SOURCE MATERIAL |
◇ ◇ ◇
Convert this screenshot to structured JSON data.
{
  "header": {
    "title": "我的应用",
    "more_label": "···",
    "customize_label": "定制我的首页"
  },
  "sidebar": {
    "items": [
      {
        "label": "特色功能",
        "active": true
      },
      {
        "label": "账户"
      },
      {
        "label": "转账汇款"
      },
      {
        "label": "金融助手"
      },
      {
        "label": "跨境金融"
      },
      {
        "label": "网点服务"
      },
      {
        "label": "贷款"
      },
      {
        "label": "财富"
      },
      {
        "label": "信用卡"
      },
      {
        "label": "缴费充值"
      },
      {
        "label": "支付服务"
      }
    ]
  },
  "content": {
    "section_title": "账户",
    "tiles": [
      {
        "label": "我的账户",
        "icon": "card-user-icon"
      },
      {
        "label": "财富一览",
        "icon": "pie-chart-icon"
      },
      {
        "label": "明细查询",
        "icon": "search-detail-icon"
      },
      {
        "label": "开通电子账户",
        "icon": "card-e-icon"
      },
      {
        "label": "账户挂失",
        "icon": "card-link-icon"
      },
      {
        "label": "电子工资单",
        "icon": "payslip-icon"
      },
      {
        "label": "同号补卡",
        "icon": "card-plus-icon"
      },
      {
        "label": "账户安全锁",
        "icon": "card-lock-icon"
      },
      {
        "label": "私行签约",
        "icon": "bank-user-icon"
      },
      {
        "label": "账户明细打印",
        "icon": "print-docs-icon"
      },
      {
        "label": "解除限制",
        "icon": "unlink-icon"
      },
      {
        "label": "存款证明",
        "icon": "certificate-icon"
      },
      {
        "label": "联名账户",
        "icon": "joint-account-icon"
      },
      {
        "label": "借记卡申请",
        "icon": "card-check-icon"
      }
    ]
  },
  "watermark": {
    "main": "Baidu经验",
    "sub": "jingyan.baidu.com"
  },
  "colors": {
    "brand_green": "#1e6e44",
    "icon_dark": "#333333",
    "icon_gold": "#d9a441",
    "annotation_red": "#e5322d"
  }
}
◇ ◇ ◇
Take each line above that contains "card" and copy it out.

RESULT OF THE TASK |
        "icon": "card-user-icon"
        "icon": "card-e-icon"
        "icon": "card-link-icon"
        "icon": "card-plus-icon"
        "icon": "card-lock-icon"
        "icon": "card-check-icon"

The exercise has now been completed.